* _Your instructions_: How many of the lines below contain the word "desktop"? Only the number is wanted.

* _Data records_:
┏━━
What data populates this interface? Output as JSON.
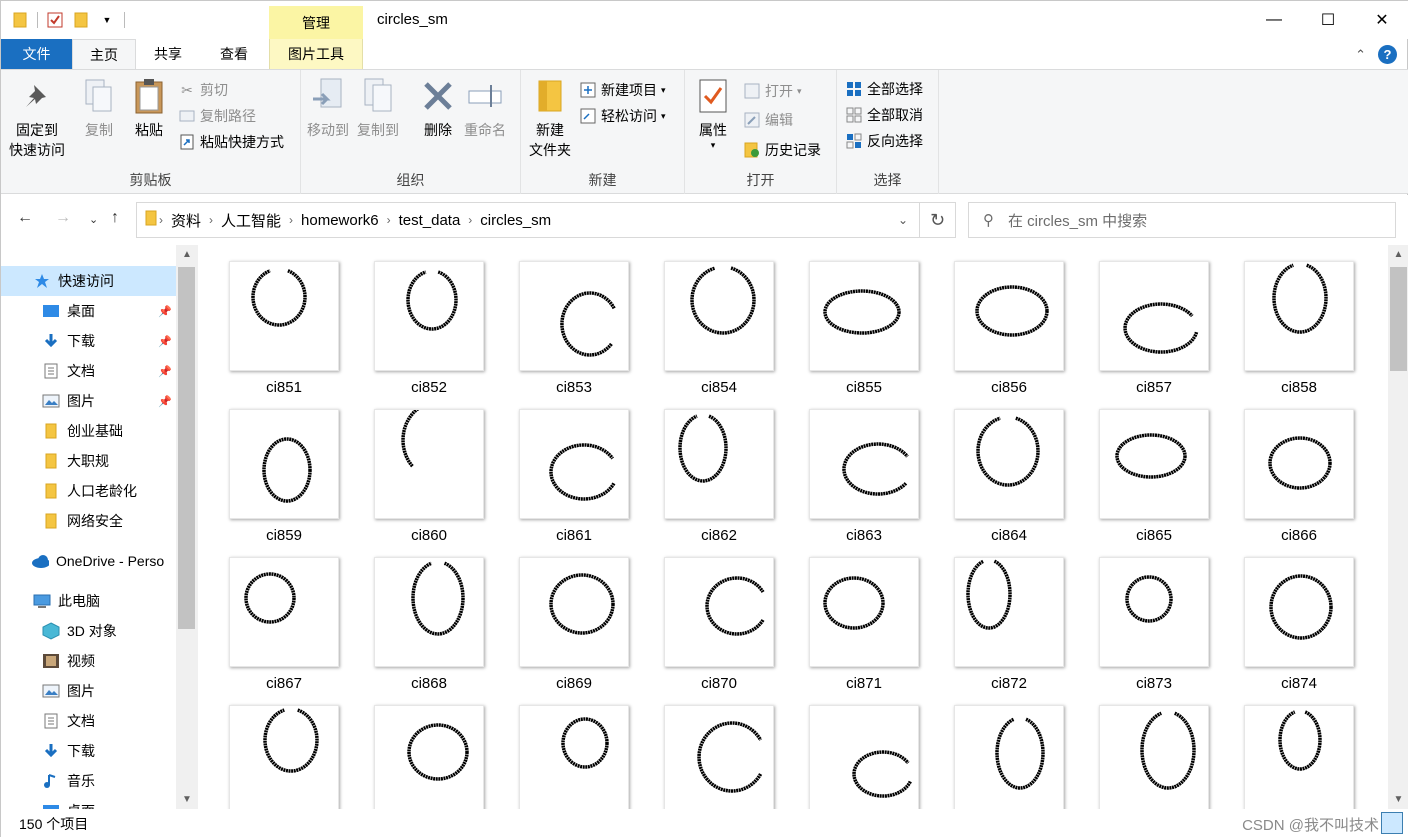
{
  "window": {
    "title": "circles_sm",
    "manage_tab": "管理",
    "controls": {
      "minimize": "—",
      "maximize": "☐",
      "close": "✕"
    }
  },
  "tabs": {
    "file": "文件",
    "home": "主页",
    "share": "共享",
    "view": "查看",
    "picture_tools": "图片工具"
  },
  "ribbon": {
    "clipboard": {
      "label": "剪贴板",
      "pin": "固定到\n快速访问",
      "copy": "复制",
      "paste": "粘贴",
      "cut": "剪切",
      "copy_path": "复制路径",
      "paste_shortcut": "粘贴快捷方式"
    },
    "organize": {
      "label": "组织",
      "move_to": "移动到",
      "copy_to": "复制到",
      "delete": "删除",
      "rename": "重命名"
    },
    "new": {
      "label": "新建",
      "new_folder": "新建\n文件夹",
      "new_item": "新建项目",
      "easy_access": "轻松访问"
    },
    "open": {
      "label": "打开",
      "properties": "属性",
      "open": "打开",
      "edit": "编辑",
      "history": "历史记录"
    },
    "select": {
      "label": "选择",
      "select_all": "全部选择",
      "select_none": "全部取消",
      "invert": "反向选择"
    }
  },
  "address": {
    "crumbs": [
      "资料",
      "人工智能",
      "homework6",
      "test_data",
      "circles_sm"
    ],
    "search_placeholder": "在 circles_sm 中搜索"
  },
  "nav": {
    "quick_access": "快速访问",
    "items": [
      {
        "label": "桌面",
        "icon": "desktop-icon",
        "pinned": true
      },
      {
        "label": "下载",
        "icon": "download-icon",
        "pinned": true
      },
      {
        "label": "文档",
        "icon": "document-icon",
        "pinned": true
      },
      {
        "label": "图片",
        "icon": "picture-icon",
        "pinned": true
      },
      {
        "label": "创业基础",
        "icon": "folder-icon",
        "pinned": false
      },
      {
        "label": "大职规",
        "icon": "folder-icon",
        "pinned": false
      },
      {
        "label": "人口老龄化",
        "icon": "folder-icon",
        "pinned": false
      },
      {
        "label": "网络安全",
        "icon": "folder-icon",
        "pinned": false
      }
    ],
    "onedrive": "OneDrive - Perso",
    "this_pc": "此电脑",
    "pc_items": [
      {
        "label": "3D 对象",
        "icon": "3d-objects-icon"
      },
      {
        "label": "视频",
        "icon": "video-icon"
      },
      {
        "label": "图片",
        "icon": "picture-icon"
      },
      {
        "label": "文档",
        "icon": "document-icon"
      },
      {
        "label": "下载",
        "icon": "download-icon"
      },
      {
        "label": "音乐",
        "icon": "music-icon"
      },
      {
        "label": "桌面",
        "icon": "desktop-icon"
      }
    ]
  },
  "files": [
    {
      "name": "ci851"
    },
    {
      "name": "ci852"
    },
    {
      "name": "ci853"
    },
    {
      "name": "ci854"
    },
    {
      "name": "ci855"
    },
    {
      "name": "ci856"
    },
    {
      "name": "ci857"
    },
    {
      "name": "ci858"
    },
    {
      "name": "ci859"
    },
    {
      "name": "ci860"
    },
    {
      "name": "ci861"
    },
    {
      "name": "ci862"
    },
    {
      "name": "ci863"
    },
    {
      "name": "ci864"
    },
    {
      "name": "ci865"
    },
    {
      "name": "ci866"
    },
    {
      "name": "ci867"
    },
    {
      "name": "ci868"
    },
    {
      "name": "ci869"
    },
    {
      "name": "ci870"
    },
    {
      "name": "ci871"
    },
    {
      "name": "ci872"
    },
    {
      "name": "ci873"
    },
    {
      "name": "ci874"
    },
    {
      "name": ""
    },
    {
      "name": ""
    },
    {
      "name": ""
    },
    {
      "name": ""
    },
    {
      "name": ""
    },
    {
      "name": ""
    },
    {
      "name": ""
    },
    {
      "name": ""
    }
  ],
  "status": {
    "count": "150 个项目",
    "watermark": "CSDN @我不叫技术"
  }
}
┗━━
* _Solution for this problem_: 2